During my time with The Sexy Brutale I heard others playing the game bringing up similarities to Groundhog Day, Majora’s Mask and even The Clue. However, what stood out to me was how much The Sexy Brutale reminded me of my time playing last year’s Hitman reboot. My preferred way of playing Hitman is setting up a chain of events that leads to the target’s death, while trying to stay as far as possible from anyone who might get suspicious. There’s an odd satisfaction in staying in the shadows and striking from afar, feeling almost like a puppet master. And for me, The Sexy Brutale scratches a similar itch.
You’re Lafcadio Boone, a guest at an eccentric Marquis’ mansion. Somehow things have gone horribly wrong, and you wake up in the library of the mansion with a mask on your face. A long haired lady emerges from a pool of blood on the ground, gives you a pocketwatch with time-rewinding powers, and asks you to save the guests in the mansion, who are being killed off by the mansion staff. For how slim the plot details are, the set-up is really intriguing.
You’re not allowed to be in the same room as the guests or the mansion staff, all of whom are wearing their own unique masks. Following the guests and the folks out to kill them helps you learn their daily pattern. Since you can’t be in the same room as them, you’ll be often peeking through keyholes to overhear conversations, observing their actions, and even witnessing the act of bloody murder. You then put all of the obtained information to use in stopping the guest from meeting his or her demise. See what I meant about that Hitman connection. Where in Hitman, I stayed afar, observed and used alternative ways to kill my targets, in The Sexy Brutale, I was doing the same in order to save the guests.
As you save each guest, you acquire some new ability from them, such as being able to rewind time further back or be more perceptive and hear whispered conversations more clearly. This serves the Metroidvanian (is that the word?) purpose of getting you access to areas which were locked before, thus allowing you to go further into the mansion and save more guests. However, there’s a catch. The game’s clock resets after a guest dies or is saved. Even if the guest has been saved, as you start the day again, they’ll still meet the same end again as you set about saving the next guest. It’s fascinating to hear the sound of a gunshot, the shattering of glass, and so on, as you realize someone has died while you were figuring out the means to save someone else. It is an almost surreal experience as you see those you’ve helped before, and benefited from doing so, meeting an untimely and rather brutal death.
The game presents you with an isometric view, with only one room visible at any given moment. You can investigate the room, discover more details about the various paraphernalia lying about, collect cards (oh, all the staff have names of cards assigned to them, it’s like a code), pick up items that can come in handy, and even interact with objects. At times peeking through a keyhole, you can see guests opening secret entrances. After they have gone through, you can follow them, leading into a new area of the map. Sometimes you’ll need items you’ve collected elsewhere to grant you access to new areas, like a key. Every time the clock resets, you’ll lose all the items you’ve collected, so remembering their locations and where to use them is essential in getting to your objective in stipulated time.
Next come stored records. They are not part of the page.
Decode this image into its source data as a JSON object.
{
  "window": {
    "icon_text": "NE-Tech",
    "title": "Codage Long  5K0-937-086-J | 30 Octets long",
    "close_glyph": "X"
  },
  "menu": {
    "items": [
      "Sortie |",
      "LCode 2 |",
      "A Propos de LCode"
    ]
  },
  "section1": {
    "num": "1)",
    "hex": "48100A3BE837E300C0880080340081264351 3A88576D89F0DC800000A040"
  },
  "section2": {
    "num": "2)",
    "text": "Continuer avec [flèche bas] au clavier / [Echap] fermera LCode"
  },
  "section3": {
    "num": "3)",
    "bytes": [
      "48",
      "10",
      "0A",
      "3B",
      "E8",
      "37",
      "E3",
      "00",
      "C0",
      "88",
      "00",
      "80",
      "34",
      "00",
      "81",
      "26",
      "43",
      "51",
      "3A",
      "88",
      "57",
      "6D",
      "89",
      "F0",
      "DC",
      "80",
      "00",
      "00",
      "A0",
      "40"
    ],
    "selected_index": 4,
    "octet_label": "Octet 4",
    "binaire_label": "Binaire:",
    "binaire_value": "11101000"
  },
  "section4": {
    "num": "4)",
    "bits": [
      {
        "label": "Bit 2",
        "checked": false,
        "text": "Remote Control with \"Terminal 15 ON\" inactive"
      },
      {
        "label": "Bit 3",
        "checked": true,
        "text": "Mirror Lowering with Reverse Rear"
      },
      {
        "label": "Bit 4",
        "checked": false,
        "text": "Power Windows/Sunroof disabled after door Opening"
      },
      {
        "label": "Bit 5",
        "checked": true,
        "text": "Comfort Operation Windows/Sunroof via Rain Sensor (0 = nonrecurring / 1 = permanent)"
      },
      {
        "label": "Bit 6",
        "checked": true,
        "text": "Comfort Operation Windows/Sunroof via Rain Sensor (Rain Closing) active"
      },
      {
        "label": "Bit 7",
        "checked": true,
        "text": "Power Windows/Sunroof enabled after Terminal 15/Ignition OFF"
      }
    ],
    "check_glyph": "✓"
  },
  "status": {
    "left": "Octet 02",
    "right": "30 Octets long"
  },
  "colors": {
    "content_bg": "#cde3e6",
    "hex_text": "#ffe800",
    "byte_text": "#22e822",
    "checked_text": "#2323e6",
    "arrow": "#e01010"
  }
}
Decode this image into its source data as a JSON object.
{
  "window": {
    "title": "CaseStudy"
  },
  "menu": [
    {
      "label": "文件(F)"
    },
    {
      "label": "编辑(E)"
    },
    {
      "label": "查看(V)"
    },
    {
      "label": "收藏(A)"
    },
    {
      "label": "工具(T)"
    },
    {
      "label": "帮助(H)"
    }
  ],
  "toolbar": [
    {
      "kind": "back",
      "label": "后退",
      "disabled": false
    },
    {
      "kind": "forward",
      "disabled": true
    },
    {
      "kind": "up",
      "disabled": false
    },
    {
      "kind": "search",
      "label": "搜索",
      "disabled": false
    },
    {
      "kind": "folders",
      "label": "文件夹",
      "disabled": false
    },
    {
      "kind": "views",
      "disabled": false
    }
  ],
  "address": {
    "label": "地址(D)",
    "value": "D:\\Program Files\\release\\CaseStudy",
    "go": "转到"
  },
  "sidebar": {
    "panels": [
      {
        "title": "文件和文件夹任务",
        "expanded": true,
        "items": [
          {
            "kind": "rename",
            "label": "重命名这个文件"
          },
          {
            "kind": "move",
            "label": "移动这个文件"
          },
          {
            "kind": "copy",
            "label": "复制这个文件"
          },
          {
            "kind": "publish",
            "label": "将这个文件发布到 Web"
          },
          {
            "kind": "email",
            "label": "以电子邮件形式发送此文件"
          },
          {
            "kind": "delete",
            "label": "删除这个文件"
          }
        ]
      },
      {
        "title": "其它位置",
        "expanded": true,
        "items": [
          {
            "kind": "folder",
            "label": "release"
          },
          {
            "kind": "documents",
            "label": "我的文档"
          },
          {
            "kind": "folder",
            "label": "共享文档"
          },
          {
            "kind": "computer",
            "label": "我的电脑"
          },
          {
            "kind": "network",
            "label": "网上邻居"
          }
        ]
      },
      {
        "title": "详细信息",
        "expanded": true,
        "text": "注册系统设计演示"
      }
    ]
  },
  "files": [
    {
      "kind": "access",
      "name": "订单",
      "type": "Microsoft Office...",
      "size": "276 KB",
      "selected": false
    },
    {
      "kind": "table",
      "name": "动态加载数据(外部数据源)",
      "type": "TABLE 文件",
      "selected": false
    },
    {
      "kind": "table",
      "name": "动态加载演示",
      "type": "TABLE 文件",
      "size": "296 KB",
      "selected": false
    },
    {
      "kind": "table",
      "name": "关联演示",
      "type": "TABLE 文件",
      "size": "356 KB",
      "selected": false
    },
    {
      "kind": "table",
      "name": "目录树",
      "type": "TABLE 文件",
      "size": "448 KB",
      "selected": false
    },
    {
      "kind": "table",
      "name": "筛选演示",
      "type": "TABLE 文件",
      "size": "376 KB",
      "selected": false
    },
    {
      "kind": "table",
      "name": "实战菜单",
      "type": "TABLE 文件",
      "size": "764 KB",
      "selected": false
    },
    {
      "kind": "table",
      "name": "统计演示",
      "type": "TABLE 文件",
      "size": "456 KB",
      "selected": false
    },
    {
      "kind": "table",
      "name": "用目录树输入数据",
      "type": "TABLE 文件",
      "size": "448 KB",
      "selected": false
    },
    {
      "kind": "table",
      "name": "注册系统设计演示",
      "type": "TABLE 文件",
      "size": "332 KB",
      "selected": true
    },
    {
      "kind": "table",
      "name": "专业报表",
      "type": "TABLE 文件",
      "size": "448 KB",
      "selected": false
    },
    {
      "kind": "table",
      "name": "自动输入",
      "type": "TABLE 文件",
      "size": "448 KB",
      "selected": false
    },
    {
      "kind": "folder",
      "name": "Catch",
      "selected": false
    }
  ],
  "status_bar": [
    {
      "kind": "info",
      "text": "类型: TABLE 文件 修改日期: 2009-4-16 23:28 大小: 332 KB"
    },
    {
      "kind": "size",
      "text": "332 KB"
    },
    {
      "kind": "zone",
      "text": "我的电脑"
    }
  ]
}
Not being able to be in the same room as others might seem like a forced restriction, but it merges with the overall gameplay and strategy rather well. The masks other guests wear is governed by some evil entity (entities?), and when they’re in the same room as you, time comes to a halt, and your only option is to leave the room. Items cannot be interacted with, and of course, neither can the guests.
At times you’ll be tasked with saving a couple guests, who are somehow linked to each other. These were some of my favorite, as it’s even more of a challenge to piece together the means of saving the target, and bringing it to, for the lack of a better word, execution. You really feel like you are weaving together an interconnected web of events, and the satisfaction of having it all fall in to place is immense.
As you explore more rooms, they all remain revealed on your map, and as the more you follow the killer(s), their locations also are indicated on the map. You will also need to discover the location of the next guest/target you need to save, which adds to the overall sense of urgency. The guests themselves are rather personable, and each stand out among others. They may not be the best people, but no one deserves to be killed in cold blood, right?
The mansion itself is quite the puzzler, with secret rooms and passages riddling its entirety. Different section have their unique aesthetic, and everything is presented in an almost cartoonish and very colorful style.
The overall plot stays strong till the end, though the very end might be subject to debate. For me, however, the plot was only the draw at the very start. The overall premise for the gameplay, how it blended new ideas in, searching for the next guest to save, and learning their routine, discovering new secrets in the mansion, and so much more kept me gleefully playing for hours on end. Even when I was feeling lost or confused about how to save a particular guest, I somehow never felt stuck. Restarting the day only took a few seconds, and the game always seemed to feed me new information every time I sought it.
The Sexy Brutale definitely needs patience, but it rewards it well, and never left me wanting. Even in the most gruesome of deaths, the upbeat music had me smiling and thinking – Hey, there’s always the next day. Though in the meantime, RIP guests.